A native Los Angeleno, Lori centered her artistic life in the suburbs of Southern California. In the 1990’s, Lori shifted away from commercial art interests to Fine
Art. Her artistic interests are figurative and revolve around the study of the figure. Lori questions the artist’s place in the continuum of art history and questions cultural beliefs about history. Lori is a cross medium artist, whose primary work is done in oil paint and chalk. In 1994 Lori began Pavement Street Painting and became one of the world’s top recognized Street Painters in Madonnari style chalking. As well, she creates 3D anamorphic style Street Painting and has worked collaboratively in the Guinness World Record attempt for largest 3D Street paintings in 2014/2015 in Venice FL.
Escalera has had a full career as a Graphic Designer working with aerospace, advertising, civic institutions, corporate and manufacturing firms. In 1995, Lori founded “The Culver City A.R.T. Group,” a civic art group in the Los Angeles area and also a founding board member of BCR, a 501-c3 environmental nonprofit. Escalera has instructed hundreds of children and adults her ideas about art history, drawing, painting, and cultural arts, in pubic classes, workshops and private lessons. She also created community murals with community groups serving underserved sectors.
Lori writes and speaks on Genealogy as well as Art. Her scholarly paper on ideology, Gender and Neuro-aesthetics is included in “As It Is” TRAC 2015 Proceedings.
“Lori received a Bachelor Art Degree Cum Laude in Applied Arts with a distinction in Graphic Design from SDSU. She holds art degrees from WLA College and Los Angeles Trade Technical College & a Certificate of Completion in Commercial Art. She currently resides in North San Diego County, California. Visit her website for more at: http://www.thestreetpainter.com
Pavement Art Raison d’Etre and its place in Contemporary Art and Learning.
- Motivation (why do we care):

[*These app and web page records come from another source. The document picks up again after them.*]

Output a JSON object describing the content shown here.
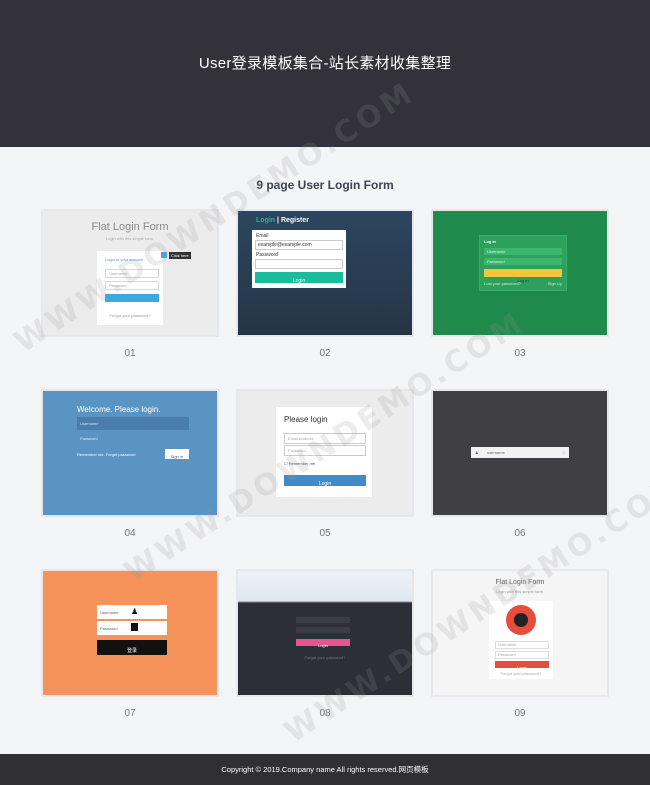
{
  "header": {
    "title": "User登录模板集合-站长素材收集整理"
  },
  "section": {
    "title": "9 page User Login Form"
  },
  "cards": [
    {
      "number": "01",
      "heading": "Flat Login Form",
      "subheading": "Login with this simple form.",
      "form_title": "Login to your account",
      "badge": "Click here",
      "username_placeholder": "Username",
      "password_placeholder": "Password",
      "button": "Login",
      "link": "Forgot your password?"
    },
    {
      "number": "02",
      "tab_login": "Login",
      "tab_separator": "|",
      "tab_register": "Register",
      "email_label": "Email",
      "email_value": "example@example.com",
      "password_label": "Password",
      "button": "Login"
    },
    {
      "number": "03",
      "title": "Log In",
      "username_placeholder": "Username",
      "password_placeholder": "Password",
      "button": "Log In",
      "link_left": "Lost your password?",
      "link_right": "Sign Up"
    },
    {
      "number": "04",
      "heading": "Welcome. Please login.",
      "username_placeholder": "Username",
      "password_placeholder": "Password",
      "remember": "Remember me. Forget password",
      "button": "Sign In"
    },
    {
      "number": "05",
      "heading": "Please login",
      "email_placeholder": "Email Address",
      "password_placeholder": "Password",
      "remember": "Remember me",
      "button": "Login"
    },
    {
      "number": "06",
      "username_placeholder": "username"
    },
    {
      "number": "07",
      "username_placeholder": "Username",
      "password_placeholder": "Password",
      "button": "登录"
    },
    {
      "number": "08",
      "button": "Login",
      "link": "Forgot your password?"
    },
    {
      "number": "09",
      "heading": "Flat Login Form",
      "subheading": "Login with this simple form.",
      "username_placeholder": "Username",
      "password_placeholder": "Password",
      "button": "Login",
      "link": "Forgot your password?"
    }
  ],
  "footer": {
    "text": "Copyright © 2019.Company name All rights reserved.网页模板"
  },
  "watermark": {
    "text": "WWW.DOWNDEMO.COM"
  },
  "colors": {
    "header_bg": "#33323b",
    "page_bg": "#f4f5f7",
    "footer_bg": "#303034",
    "teal": "#1abc9c",
    "green": "#1f8a4c",
    "blue": "#5a94c2",
    "orange": "#f6935a",
    "red": "#e74c3c"
  }
}
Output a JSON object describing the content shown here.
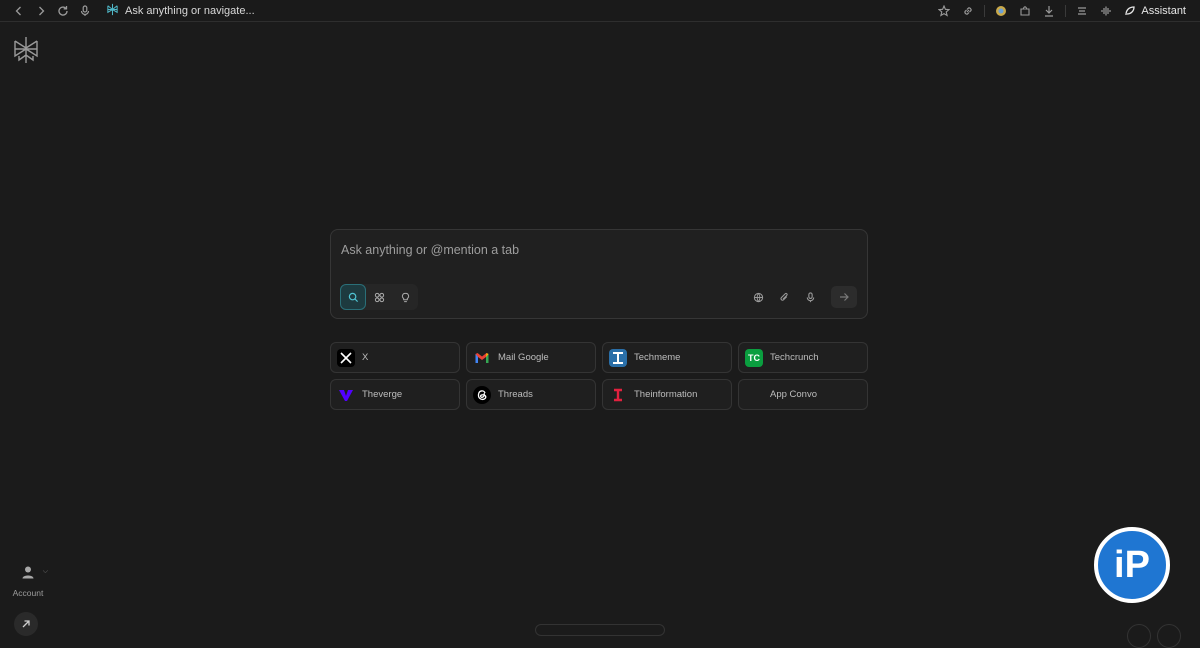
{
  "browser": {
    "address_text": "Ask anything or navigate...",
    "assistant_label": "Assistant"
  },
  "composer": {
    "placeholder": "Ask anything or @mention a tab",
    "modes": [
      "search",
      "research",
      "labs"
    ],
    "active_mode": "search"
  },
  "shortcuts": [
    {
      "label": "X",
      "icon": "x-icon",
      "color": "#000000"
    },
    {
      "label": "Mail Google",
      "icon": "gmail-icon",
      "color": "#ffffff"
    },
    {
      "label": "Techmeme",
      "icon": "techmeme-icon",
      "color": "#2a6fa8"
    },
    {
      "label": "Techcrunch",
      "icon": "techcrunch-icon",
      "color": "#0a9e3f"
    },
    {
      "label": "Theverge",
      "icon": "verge-icon",
      "color": "#5200ff"
    },
    {
      "label": "Threads",
      "icon": "threads-icon",
      "color": "#000000"
    },
    {
      "label": "Theinformation",
      "icon": "theinformation-icon",
      "color": "#e2213f"
    },
    {
      "label": "App Convo",
      "icon": "",
      "color": ""
    }
  ],
  "sidebar": {
    "account_label": "Account"
  },
  "watermark": {
    "text": "iP"
  }
}
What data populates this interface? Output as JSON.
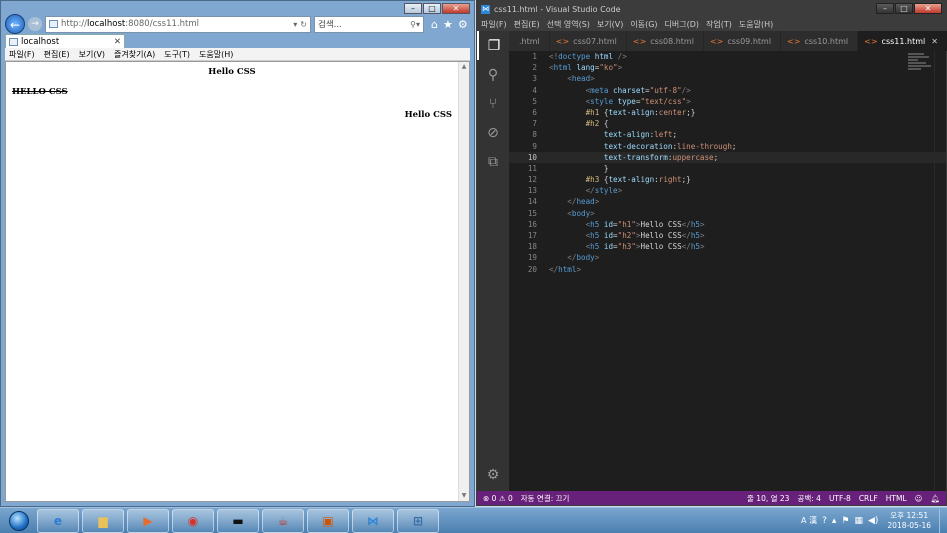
{
  "ie": {
    "address": {
      "prefix": "http://",
      "host": "localhost",
      "rest": ":8080/css11.html"
    },
    "search_placeholder": "검색...",
    "tab_title": "localhost",
    "menu": [
      "파일(F)",
      "편집(E)",
      "보기(V)",
      "즐겨찾기(A)",
      "도구(T)",
      "도움말(H)"
    ],
    "content": {
      "h1": "Hello CSS",
      "h2": "Hello CSS",
      "h3": "Hello CSS"
    }
  },
  "vscode": {
    "title": "css11.html - Visual Studio Code",
    "menu": [
      "파일(F)",
      "편집(E)",
      "선택 영역(S)",
      "보기(V)",
      "이동(G)",
      "디버그(D)",
      "작업(T)",
      "도움말(H)"
    ],
    "tabs": [
      {
        "label": ".html",
        "active": false
      },
      {
        "label": "css07.html",
        "active": false
      },
      {
        "label": "css08.html",
        "active": false
      },
      {
        "label": "css09.html",
        "active": false
      },
      {
        "label": "css10.html",
        "active": false
      },
      {
        "label": "css11.html",
        "active": true
      }
    ],
    "current_line": 10,
    "code": [
      [
        [
          "g",
          "<!"
        ],
        [
          "t",
          "doctype"
        ],
        [
          "",
          "&nbsp;"
        ],
        [
          "a",
          "html"
        ],
        [
          "",
          ""
        ],
        [
          "g",
          " />"
        ]
      ],
      [
        [
          "g",
          "<"
        ],
        [
          "t",
          "html"
        ],
        [
          "",
          " "
        ],
        [
          "a",
          "lang"
        ],
        [
          "",
          "="
        ],
        [
          "s",
          "\"ko\""
        ],
        [
          "g",
          ">"
        ]
      ],
      [
        [
          "",
          "    "
        ],
        [
          "g",
          "<"
        ],
        [
          "t",
          "head"
        ],
        [
          "g",
          ">"
        ]
      ],
      [
        [
          "",
          "        "
        ],
        [
          "g",
          "<"
        ],
        [
          "t",
          "meta"
        ],
        [
          "",
          " "
        ],
        [
          "a",
          "charset"
        ],
        [
          "",
          "="
        ],
        [
          "s",
          "\"utf-8\""
        ],
        [
          "g",
          "/>"
        ]
      ],
      [
        [
          "",
          "        "
        ],
        [
          "g",
          "<"
        ],
        [
          "t",
          "style"
        ],
        [
          "",
          " "
        ],
        [
          "a",
          "type"
        ],
        [
          "",
          "="
        ],
        [
          "s",
          "\"text/css\""
        ],
        [
          "g",
          ">"
        ]
      ],
      [
        [
          "",
          "        "
        ],
        [
          "v",
          "#h1"
        ],
        [
          "",
          " {"
        ],
        [
          "a",
          "text-align"
        ],
        [
          "",
          ":"
        ],
        [
          "s",
          "center"
        ],
        [
          "",
          ";}"
        ]
      ],
      [
        [
          "",
          "        "
        ],
        [
          "v",
          "#h2"
        ],
        [
          "",
          " {"
        ]
      ],
      [
        [
          "",
          "            "
        ],
        [
          "a",
          "text-align"
        ],
        [
          "",
          ":"
        ],
        [
          "s",
          "left"
        ],
        [
          "",
          ";"
        ]
      ],
      [
        [
          "",
          "            "
        ],
        [
          "a",
          "text-decoration"
        ],
        [
          "",
          ":"
        ],
        [
          "s",
          "line-through"
        ],
        [
          "",
          ";"
        ]
      ],
      [
        [
          "",
          "            "
        ],
        [
          "a",
          "text-transform"
        ],
        [
          "",
          ":"
        ],
        [
          "s",
          "uppercase"
        ],
        [
          "",
          ";"
        ]
      ],
      [
        [
          "",
          "            }"
        ]
      ],
      [
        [
          "",
          "        "
        ],
        [
          "v",
          "#h3"
        ],
        [
          "",
          " {"
        ],
        [
          "a",
          "text-align"
        ],
        [
          "",
          ":"
        ],
        [
          "s",
          "right"
        ],
        [
          "",
          ";}"
        ]
      ],
      [
        [
          "",
          "        "
        ],
        [
          "g",
          "</"
        ],
        [
          "t",
          "style"
        ],
        [
          "g",
          ">"
        ]
      ],
      [
        [
          "",
          "    "
        ],
        [
          "g",
          "</"
        ],
        [
          "t",
          "head"
        ],
        [
          "g",
          ">"
        ]
      ],
      [
        [
          "",
          "    "
        ],
        [
          "g",
          "<"
        ],
        [
          "t",
          "body"
        ],
        [
          "g",
          ">"
        ]
      ],
      [
        [
          "",
          "        "
        ],
        [
          "g",
          "<"
        ],
        [
          "t",
          "h5"
        ],
        [
          "",
          " "
        ],
        [
          "a",
          "id"
        ],
        [
          "",
          "="
        ],
        [
          "s",
          "\"h1\""
        ],
        [
          "g",
          ">"
        ],
        [
          "",
          "Hello CSS"
        ],
        [
          "g",
          "</"
        ],
        [
          "t",
          "h5"
        ],
        [
          "g",
          ">"
        ]
      ],
      [
        [
          "",
          "        "
        ],
        [
          "g",
          "<"
        ],
        [
          "t",
          "h5"
        ],
        [
          "",
          " "
        ],
        [
          "a",
          "id"
        ],
        [
          "",
          "="
        ],
        [
          "s",
          "\"h2\""
        ],
        [
          "g",
          ">"
        ],
        [
          "",
          "Hello CSS"
        ],
        [
          "g",
          "</"
        ],
        [
          "t",
          "h5"
        ],
        [
          "g",
          ">"
        ]
      ],
      [
        [
          "",
          "        "
        ],
        [
          "g",
          "<"
        ],
        [
          "t",
          "h5"
        ],
        [
          "",
          " "
        ],
        [
          "a",
          "id"
        ],
        [
          "",
          "="
        ],
        [
          "s",
          "\"h3\""
        ],
        [
          "g",
          ">"
        ],
        [
          "",
          "Hello CSS"
        ],
        [
          "g",
          "</"
        ],
        [
          "t",
          "h5"
        ],
        [
          "g",
          ">"
        ]
      ],
      [
        [
          "",
          "    "
        ],
        [
          "g",
          "</"
        ],
        [
          "t",
          "body"
        ],
        [
          "g",
          ">"
        ]
      ],
      [
        [
          "g",
          "</"
        ],
        [
          "t",
          "html"
        ],
        [
          "g",
          ">"
        ]
      ]
    ],
    "status": {
      "errors": "0",
      "warnings": "0",
      "autosave": "자동 연결: 끄기",
      "position": "줄 10, 열 23",
      "indent": "공백: 4",
      "encoding": "UTF-8",
      "eol": "CRLF",
      "language": "HTML"
    }
  },
  "taskbar": {
    "ime": "A 漢",
    "time": "오후 12:51",
    "date": "2018-05-16"
  }
}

Art has changed over history in its purposes and functions, “who” is even entitled to create it has also changed. No longer is it just the guild artist craftsman supported by the church patron for illustrating religious propaganda or portrait commissions by the wealthy. It is no longer the Academic Rebel Artists who create Art: i.e., Impressionists, Social Realists, Post Modernists – who challenged the nature of what was contained on canvas; but, now Representational Figurative Artists can move away from the canvas and permanency entirely – by creating, exhibiting, and functioning in the street. In order to stay relevant, we want to understand and include this Art in its modern form over the past half century.
- Problem statement (what is the main argument of my paper):
“Credibility” of the Pavement Artist and their Art form. The Art is sanctified by the Artist now – and not only the patrons, (the museum collector, the public collector or the gallery). It is a relationship that is made directly between artist and his public or consumer. The lack of commoditization and the impact that ephemeral art is having on our experience of art needs to be reconciled and made credible. It cannot be denied that the images of 3D Pavement Art which go uncontrollably wild on the internet and have engaged audiences young and old in a way that traditional art hung on a wall does not, is neglected. Pavement Art is misunderstood (incorrectly presumed to be “outsider” art) and discredited because of its ephemeral nature and inability to be commoditized by traditional sources.
- Approach (methodology):
- Discuss brief of Street Art
- Inclusive of women in 19th/20th century
- Compare/contrast traditional art spaces of museum, collector, gallery environment (sacred) spaces to art venues in the street (profane);
- Interview Pavement Artist
- Explore the concept of Evanescence and deconstruct the illusion of permanence in the experience of Art
- Inform about the substance of styles Pavement Art – 2D, 3D (anamorphic) 4D (augmented reality).
- Results (conclusion):
This paper will substantiate that the nature of art, that who can do art and the venues for art are once again changing, along with a changing audience; That outmoded conventions (sacred venues) should not discredit the contemporary forum of the pavement because it is traditionally considered a profane space. We want to expose ourselves to it in order to deal with the future direction where Art may lead.
- Conclusions (implications):
- 1) Pavement Artists who are of substantial innovation, quality, and bodies of work should be added to the body of Representational Figurative Art History
- 2) That Pavement Art qualities /facets should be included in contemporary educational learning,
- 3) That Pavement Art should be a facet of vocational training and offered as an opportunity to earn money for the Representational Figurative Artist (alongside Mural Arts, Portrait Painting, or any of the ways Artists have opportunities to express their Craft and earn compensation).